Another fascinating difference between the American and the British editions of the book is that the indefinite article is dropped in the latter. Personally, I like the original American title – A History of Western Philosophy – better. It emphasises the personal character of the book.
The most interesting difference between the first (1946) and second (1961) British editions, besides minor corrections, is that in the newer edition the chapter on Bergson is greatly shortened. This is a great improvement! Interestingly, no corrections seem to have been made in later editions across the Pond. Apparently, all American editions still have, not just the complete – and tedious – chapter on Bergson, but a wrong year (1634) for Spinoza’s birth (1632).
 Somerset Maugham, The Summing Up (1938), chapter LXXIII.
 Ibid., chapter LXIII.
 Maugham, ibid., chapter LXIII. A lifelong student of human character and writing style, Maugham has some tantalising things to say about the great English philosophers. The phrase about Hume is extracted from this passage:
And when I came to the English philosophers, […] I found that besides being philosophers they were uncommonly good writers. And though they might not be very great thinkers, of this I could not presume to judge, they were certainly very curious men. I should think that few could read Hobbes' Leviathan without being taken by the gruff, downright John Bullishness of his personality and surely no one could read
's Dialogues without being ravished by the charm of that delightful bishop. And though it may be true that Kant made hay of Hume's theories it would be impossible, I think, to write philosophy with more elegance, urbanity and clearness. They all, and Locke too for the matter of that, wrote English that the student of style could do much worse than study. Berkeley

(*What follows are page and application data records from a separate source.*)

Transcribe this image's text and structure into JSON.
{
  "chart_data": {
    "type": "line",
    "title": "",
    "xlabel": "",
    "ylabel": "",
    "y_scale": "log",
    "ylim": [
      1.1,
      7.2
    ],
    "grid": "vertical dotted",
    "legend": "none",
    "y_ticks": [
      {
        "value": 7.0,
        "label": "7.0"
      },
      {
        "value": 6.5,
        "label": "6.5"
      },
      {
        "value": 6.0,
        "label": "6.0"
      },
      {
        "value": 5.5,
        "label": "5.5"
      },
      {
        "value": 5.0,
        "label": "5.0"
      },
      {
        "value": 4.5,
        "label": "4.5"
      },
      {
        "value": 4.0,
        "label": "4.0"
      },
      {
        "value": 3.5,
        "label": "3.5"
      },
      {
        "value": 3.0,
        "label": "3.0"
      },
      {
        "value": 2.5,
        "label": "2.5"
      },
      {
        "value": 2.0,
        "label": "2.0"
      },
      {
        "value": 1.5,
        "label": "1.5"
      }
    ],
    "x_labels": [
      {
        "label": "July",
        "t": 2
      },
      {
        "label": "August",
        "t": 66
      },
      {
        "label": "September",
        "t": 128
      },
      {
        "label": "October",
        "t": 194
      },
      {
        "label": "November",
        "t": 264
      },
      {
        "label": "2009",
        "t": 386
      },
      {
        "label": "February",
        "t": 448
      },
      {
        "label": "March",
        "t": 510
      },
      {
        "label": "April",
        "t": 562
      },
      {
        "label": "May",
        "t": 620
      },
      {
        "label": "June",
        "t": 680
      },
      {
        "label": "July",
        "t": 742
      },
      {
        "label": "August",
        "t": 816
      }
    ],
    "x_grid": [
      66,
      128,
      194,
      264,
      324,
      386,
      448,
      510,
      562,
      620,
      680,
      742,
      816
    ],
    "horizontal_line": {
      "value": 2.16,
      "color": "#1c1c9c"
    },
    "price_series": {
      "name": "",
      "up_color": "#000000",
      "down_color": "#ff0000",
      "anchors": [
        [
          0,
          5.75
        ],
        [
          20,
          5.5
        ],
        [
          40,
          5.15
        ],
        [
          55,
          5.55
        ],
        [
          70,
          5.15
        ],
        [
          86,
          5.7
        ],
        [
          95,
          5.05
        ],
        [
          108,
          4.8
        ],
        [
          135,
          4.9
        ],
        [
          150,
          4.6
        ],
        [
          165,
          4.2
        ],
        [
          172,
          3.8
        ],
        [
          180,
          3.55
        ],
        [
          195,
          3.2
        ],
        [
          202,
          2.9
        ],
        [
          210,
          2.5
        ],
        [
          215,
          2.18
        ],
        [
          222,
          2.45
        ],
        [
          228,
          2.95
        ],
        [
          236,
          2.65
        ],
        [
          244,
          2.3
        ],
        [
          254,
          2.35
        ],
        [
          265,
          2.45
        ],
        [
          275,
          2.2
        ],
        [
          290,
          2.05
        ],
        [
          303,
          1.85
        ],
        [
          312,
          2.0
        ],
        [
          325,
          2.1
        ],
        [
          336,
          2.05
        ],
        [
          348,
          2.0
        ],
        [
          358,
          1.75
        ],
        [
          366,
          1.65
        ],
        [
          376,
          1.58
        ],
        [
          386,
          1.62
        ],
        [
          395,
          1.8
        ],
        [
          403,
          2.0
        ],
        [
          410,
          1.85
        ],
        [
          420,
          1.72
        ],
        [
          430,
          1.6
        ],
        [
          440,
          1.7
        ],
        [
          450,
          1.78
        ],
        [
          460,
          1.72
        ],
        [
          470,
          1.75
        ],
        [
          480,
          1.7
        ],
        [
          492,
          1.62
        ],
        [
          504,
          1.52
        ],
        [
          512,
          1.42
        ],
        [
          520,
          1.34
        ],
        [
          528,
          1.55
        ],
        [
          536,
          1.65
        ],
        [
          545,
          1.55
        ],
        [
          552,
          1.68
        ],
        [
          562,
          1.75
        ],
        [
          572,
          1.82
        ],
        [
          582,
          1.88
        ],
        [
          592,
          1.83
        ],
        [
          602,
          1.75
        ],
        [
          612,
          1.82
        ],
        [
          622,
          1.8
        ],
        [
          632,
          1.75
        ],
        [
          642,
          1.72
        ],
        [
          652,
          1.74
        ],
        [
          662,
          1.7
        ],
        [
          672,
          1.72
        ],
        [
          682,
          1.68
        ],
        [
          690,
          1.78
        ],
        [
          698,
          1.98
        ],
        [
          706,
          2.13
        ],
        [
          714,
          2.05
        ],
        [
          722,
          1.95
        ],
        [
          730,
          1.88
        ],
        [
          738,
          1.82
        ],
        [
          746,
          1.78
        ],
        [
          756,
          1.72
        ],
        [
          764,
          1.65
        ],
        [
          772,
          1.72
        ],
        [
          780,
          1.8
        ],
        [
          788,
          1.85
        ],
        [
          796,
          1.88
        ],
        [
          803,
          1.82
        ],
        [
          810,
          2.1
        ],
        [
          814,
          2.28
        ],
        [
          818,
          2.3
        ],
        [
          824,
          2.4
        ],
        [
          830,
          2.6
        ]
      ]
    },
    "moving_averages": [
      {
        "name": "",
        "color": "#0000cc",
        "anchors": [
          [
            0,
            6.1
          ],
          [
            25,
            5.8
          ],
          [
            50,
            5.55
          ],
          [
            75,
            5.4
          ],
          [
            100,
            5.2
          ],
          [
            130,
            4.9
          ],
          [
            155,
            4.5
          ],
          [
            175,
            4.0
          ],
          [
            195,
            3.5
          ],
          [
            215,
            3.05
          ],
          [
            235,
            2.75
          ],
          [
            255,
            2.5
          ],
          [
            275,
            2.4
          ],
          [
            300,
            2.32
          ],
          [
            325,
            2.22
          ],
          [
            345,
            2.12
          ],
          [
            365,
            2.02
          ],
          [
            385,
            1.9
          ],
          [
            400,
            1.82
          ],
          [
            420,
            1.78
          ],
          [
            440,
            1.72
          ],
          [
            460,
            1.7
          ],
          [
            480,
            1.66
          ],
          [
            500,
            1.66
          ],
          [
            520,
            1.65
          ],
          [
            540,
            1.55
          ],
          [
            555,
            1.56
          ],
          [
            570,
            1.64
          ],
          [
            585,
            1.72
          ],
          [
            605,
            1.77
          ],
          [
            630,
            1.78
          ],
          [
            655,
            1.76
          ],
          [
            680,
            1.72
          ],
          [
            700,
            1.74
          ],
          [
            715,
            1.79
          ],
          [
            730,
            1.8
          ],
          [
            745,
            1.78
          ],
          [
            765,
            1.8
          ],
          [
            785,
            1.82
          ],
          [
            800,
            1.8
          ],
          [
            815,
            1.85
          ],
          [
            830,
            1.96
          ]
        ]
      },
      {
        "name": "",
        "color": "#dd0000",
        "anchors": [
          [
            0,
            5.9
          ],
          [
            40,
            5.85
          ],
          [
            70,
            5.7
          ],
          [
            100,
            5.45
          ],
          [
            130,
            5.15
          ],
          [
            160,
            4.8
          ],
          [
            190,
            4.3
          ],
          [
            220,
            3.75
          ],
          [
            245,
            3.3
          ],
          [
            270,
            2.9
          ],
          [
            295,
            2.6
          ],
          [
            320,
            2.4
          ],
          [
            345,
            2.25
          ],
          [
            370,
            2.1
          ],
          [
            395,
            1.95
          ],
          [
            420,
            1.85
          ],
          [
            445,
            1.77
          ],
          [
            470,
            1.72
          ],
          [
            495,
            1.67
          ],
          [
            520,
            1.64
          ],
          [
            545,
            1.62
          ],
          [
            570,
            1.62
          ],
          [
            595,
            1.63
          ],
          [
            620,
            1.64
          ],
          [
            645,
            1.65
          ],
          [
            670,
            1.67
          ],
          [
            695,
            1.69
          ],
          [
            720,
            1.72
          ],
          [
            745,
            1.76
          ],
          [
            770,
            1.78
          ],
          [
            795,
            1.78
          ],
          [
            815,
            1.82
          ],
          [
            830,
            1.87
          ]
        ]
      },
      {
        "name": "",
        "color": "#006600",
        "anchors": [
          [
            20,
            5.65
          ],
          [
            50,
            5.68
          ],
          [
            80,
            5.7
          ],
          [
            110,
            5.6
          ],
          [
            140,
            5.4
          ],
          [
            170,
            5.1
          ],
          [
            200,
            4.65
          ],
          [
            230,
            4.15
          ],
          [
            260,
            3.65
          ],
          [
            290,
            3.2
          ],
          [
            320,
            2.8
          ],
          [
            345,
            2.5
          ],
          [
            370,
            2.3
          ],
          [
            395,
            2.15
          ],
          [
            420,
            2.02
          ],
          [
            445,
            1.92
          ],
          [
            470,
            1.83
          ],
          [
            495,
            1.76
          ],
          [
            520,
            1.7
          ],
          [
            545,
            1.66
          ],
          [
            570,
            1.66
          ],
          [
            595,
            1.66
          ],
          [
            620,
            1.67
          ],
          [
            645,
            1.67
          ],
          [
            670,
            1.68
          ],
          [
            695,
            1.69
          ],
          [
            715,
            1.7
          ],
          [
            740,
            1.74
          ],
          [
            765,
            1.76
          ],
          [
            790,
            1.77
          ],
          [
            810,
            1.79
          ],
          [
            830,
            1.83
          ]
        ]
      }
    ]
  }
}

 An Enquiry into Human Understanding, Section I (“Of the different Species of Philosophy”), part 4.